■ **DATA PROVIDED**

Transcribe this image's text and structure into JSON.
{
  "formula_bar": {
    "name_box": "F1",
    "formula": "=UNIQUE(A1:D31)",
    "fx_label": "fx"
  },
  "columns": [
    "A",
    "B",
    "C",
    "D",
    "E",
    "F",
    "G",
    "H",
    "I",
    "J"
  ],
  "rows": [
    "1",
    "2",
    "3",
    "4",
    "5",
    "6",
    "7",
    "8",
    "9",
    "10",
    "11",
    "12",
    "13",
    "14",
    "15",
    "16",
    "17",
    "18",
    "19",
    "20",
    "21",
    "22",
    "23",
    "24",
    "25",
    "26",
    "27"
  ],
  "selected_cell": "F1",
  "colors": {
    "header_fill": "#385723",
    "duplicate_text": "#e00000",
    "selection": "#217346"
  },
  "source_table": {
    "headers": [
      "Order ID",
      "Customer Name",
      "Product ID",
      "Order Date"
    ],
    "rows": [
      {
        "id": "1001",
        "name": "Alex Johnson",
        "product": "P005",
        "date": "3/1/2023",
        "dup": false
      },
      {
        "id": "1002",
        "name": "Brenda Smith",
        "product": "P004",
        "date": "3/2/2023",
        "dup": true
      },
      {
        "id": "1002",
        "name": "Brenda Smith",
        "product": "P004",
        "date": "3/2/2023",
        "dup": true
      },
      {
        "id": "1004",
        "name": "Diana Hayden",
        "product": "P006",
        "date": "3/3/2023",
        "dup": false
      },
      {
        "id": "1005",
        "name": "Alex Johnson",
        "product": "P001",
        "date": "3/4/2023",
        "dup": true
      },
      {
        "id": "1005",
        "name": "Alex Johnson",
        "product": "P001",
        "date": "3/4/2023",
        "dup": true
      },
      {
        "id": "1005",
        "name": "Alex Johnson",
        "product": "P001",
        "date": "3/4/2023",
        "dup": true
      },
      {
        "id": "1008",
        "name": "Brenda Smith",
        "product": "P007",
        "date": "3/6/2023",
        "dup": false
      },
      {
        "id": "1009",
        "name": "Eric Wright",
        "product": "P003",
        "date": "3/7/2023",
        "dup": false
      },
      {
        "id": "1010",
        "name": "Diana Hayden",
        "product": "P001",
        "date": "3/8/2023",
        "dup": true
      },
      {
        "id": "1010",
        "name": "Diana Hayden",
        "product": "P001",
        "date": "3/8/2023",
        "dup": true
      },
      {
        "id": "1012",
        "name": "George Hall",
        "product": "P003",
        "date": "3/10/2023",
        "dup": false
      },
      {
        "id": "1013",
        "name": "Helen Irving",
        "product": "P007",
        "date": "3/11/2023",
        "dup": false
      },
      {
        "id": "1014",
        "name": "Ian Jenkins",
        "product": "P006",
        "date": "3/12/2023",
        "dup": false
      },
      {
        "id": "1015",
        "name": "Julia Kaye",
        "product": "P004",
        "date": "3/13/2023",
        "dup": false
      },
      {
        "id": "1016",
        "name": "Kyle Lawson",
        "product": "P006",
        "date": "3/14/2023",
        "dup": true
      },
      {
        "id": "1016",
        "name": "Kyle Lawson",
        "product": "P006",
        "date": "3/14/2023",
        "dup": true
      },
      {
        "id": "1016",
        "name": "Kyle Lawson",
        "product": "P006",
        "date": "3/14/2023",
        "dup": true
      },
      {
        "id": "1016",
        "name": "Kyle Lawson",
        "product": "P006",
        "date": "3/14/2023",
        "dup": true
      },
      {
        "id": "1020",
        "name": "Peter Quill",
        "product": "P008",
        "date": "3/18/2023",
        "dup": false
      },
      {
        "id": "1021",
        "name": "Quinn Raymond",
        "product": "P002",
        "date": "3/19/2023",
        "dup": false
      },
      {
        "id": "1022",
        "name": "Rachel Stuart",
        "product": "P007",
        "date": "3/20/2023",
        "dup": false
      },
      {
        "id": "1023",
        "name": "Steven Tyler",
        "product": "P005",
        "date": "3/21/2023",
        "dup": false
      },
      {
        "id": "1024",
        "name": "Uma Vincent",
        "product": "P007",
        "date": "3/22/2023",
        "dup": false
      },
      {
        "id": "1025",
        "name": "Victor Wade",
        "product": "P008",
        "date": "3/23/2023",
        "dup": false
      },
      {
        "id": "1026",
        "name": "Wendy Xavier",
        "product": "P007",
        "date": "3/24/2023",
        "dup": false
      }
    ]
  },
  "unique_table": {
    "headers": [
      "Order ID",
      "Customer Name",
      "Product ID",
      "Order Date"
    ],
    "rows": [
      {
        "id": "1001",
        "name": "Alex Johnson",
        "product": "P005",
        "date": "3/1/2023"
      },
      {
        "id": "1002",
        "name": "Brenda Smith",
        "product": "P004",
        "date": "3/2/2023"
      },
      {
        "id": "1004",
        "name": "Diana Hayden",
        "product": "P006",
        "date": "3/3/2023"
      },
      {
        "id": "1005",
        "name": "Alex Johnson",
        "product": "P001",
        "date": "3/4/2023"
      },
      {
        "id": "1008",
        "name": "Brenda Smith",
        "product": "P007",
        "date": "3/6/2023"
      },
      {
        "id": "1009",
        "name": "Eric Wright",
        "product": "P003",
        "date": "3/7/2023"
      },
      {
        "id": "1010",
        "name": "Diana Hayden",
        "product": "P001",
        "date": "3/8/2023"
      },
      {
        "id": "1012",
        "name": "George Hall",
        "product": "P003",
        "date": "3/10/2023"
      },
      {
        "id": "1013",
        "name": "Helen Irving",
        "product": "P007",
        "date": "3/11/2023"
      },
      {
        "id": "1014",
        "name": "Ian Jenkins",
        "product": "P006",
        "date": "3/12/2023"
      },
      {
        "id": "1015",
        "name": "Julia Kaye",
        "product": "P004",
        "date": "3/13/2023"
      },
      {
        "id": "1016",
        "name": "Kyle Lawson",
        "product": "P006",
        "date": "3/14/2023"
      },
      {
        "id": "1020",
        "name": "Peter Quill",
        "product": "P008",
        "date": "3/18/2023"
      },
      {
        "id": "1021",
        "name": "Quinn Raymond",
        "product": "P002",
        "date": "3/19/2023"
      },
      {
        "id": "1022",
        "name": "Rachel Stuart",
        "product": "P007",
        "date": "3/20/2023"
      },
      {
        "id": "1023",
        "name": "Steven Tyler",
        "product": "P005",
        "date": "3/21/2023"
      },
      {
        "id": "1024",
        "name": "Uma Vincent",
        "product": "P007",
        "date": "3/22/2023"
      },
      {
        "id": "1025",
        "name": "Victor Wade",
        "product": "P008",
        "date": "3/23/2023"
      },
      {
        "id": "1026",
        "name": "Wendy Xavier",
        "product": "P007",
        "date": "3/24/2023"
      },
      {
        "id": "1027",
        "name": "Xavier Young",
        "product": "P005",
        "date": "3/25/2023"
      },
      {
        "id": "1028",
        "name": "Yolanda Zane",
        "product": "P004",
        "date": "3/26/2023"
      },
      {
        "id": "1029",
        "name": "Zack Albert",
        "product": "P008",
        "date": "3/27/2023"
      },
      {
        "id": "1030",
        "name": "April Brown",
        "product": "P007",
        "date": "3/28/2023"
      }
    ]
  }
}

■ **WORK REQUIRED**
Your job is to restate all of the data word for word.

■ **FINISHED TASK**
Transcribe this image's text and structure into JSON.
{
  "formula_bar": {
    "name_box": "F1",
    "formula": "=UNIQUE(A1:D31)",
    "fx_label": "fx"
  },
  "columns": [
    "A",
    "B",
    "C",
    "D",
    "E",
    "F",
    "G",
    "H",
    "I",
    "J"
  ],
  "rows": [
    "1",
    "2",
    "3",
    "4",
    "5",
    "6",
    "7",
    "8",
    "9",
    "10",
    "11",
    "12",
    "13",
    "14",
    "15",
    "16",
    "17",
    "18",
    "19",
    "20",
    "21",
    "22",
    "23",
    "24",
    "25",
    "26",
    "27"
  ],
  "selected_cell": "F1",
  "colors": {
    "header_fill": "#385723",
    "duplicate_text": "#e00000",
    "selection": "#217346"
  },
  "source_table": {
    "headers": [
      "Order ID",
      "Customer Name",
      "Product ID",
      "Order Date"
    ],
    "rows": [
      {
        "id": "1001",
        "name": "Alex Johnson",
        "product": "P005",
        "date": "3/1/2023",
        "dup": false
      },
      {
        "id": "1002",
        "name": "Brenda Smith",
        "product": "P004",
        "date": "3/2/2023",
        "dup": true
      },
      {
        "id": "1002",
        "name": "Brenda Smith",
        "product": "P004",
        "date": "3/2/2023",
        "dup": true
      },
      {
        "id": "1004",
        "name": "Diana Hayden",
        "product": "P006",
        "date": "3/3/2023",
        "dup": false
      },
      {
        "id": "1005",
        "name": "Alex Johnson",
        "product": "P001",
        "date": "3/4/2023",
        "dup": true
      },
      {
        "id": "1005",
        "name": "Alex Johnson",
        "product": "P001",
        "date": "3/4/2023",
        "dup": true
      },
      {
        "id": "1005",
        "name": "Alex Johnson",
        "product": "P001",
        "date": "3/4/2023",
        "dup": true
      },
      {
        "id": "1008",
        "name": "Brenda Smith",
        "product": "P007",
        "date": "3/6/2023",
        "dup": false
      },
      {
        "id": "1009",
        "name": "Eric Wright",
        "product": "P003",
        "date": "3/7/2023",
        "dup": false
      },
      {
        "id": "1010",
        "name": "Diana Hayden",
        "product": "P001",
        "date": "3/8/2023",
        "dup": true
      },
      {
        "id": "1010",
        "name": "Diana Hayden",
        "product": "P001",
        "date": "3/8/2023",
        "dup": true
      },
      {
        "id": "1012",
        "name": "George Hall",
        "product": "P003",
        "date": "3/10/2023",
        "dup": false
      },
      {
        "id": "1013",
        "name": "Helen Irving",
        "product": "P007",
        "date": "3/11/2023",
        "dup": false
      },
      {
        "id": "1014",
        "name": "Ian Jenkins",
        "product": "P006",
        "date": "3/12/2023",
        "dup": false
      },
      {
        "id": "1015",
        "name": "Julia Kaye",
        "product": "P004",
        "date": "3/13/2023",
        "dup": false
      },
      {
        "id": "1016",
        "name": "Kyle Lawson",
        "product": "P006",
        "date": "3/14/2023",
        "dup": true
      },
      {
        "id": "1016",
        "name": "Kyle Lawson",
        "product": "P006",
        "date": "3/14/2023",
        "dup": true
      },
      {
        "id": "1016",
        "name": "Kyle Lawson",
        "product": "P006",
        "date": "3/14/2023",
        "dup": true
      },
      {
        "id": "1016",
        "name": "Kyle Lawson",
        "product": "P006",
        "date": "3/14/2023",
        "dup": true
      },
      {
        "id": "1020",
        "name": "Peter Quill",
        "product": "P008",
        "date": "3/18/2023",
        "dup": false
      },
      {
        "id": "1021",
        "name": "Quinn Raymond",
        "product": "P002",
        "date": "3/19/2023",
        "dup": false
      },
      {
        "id": "1022",
        "name": "Rachel Stuart",
        "product": "P007",
        "date": "3/20/2023",
        "dup": false
      },
      {
        "id": "1023",
        "name": "Steven Tyler",
        "product": "P005",
        "date": "3/21/2023",
        "dup": false
      },
      {
        "id": "1024",
        "name": "Uma Vincent",
        "product": "P007",
        "date": "3/22/2023",
        "dup": false
      },
      {
        "id": "1025",
        "name": "Victor Wade",
        "product": "P008",
        "date": "3/23/2023",
        "dup": false
      },
      {
        "id": "1026",
        "name": "Wendy Xavier",
        "product": "P007",
        "date": "3/24/2023",
        "dup": false
      }
    ]
  },
  "unique_table": {
    "headers": [
      "Order ID",
      "Customer Name",
      "Product ID",
      "Order Date"
    ],
    "rows": [
      {
        "id": "1001",
        "name": "Alex Johnson",
        "product": "P005",
        "date": "3/1/2023"
      },
      {
        "id": "1002",
        "name": "Brenda Smith",
        "product": "P004",
        "date": "3/2/2023"
      },
      {
        "id": "1004",
        "name": "Diana Hayden",
        "product": "P006",
        "date": "3/3/2023"
      },
      {
        "id": "1005",
        "name": "Alex Johnson",
        "product": "P001",
        "date": "3/4/2023"
      },
      {
        "id": "1008",
        "name": "Brenda Smith",
        "product": "P007",
        "date": "3/6/2023"
      },
      {
        "id": "1009",
        "name": "Eric Wright",
        "product": "P003",
        "date": "3/7/2023"
      },
      {
        "id": "1010",
        "name": "Diana Hayden",
        "product": "P001",
        "date": "3/8/2023"
      },
      {
        "id": "1012",
        "name": "George Hall",
        "product": "P003",
        "date": "3/10/2023"
      },
      {
        "id": "1013",
        "name": "Helen Irving",
        "product": "P007",
        "date": "3/11/2023"
      },
      {
        "id": "1014",
        "name": "Ian Jenkins",
        "product": "P006",
        "date": "3/12/2023"
      },
      {
        "id": "1015",
        "name": "Julia Kaye",
        "product": "P004",
        "date": "3/13/2023"
      },
      {
        "id": "1016",
        "name": "Kyle Lawson",
        "product": "P006",
        "date": "3/14/2023"
      },
      {
        "id": "1020",
        "name": "Peter Quill",
        "product": "P008",
        "date": "3/18/2023"
      },
      {
        "id": "1021",
        "name": "Quinn Raymond",
        "product": "P002",
        "date": "3/19/2023"
      },
      {
        "id": "1022",
        "name": "Rachel Stuart",
        "product": "P007",
        "date": "3/20/2023"
      },
      {
        "id": "1023",
        "name": "Steven Tyler",
        "product": "P005",
        "date": "3/21/2023"
      },
      {
        "id": "1024",
        "name": "Uma Vincent",
        "product": "P007",
        "date": "3/22/2023"
      },
      {
        "id": "1025",
        "name": "Victor Wade",
        "product": "P008",
        "date": "3/23/2023"
      },
      {
        "id": "1026",
        "name": "Wendy Xavier",
        "product": "P007",
        "date": "3/24/2023"
      },
      {
        "id": "1027",
        "name": "Xavier Young",
        "product": "P005",
        "date": "3/25/2023"
      },
      {
        "id": "1028",
        "name": "Yolanda Zane",
        "product": "P004",
        "date": "3/26/2023"
      },
      {
        "id": "1029",
        "name": "Zack Albert",
        "product": "P008",
        "date": "3/27/2023"
      },
      {
        "id": "1030",
        "name": "April Brown",
        "product": "P007",
        "date": "3/28/2023"
      }
    ]
  }
}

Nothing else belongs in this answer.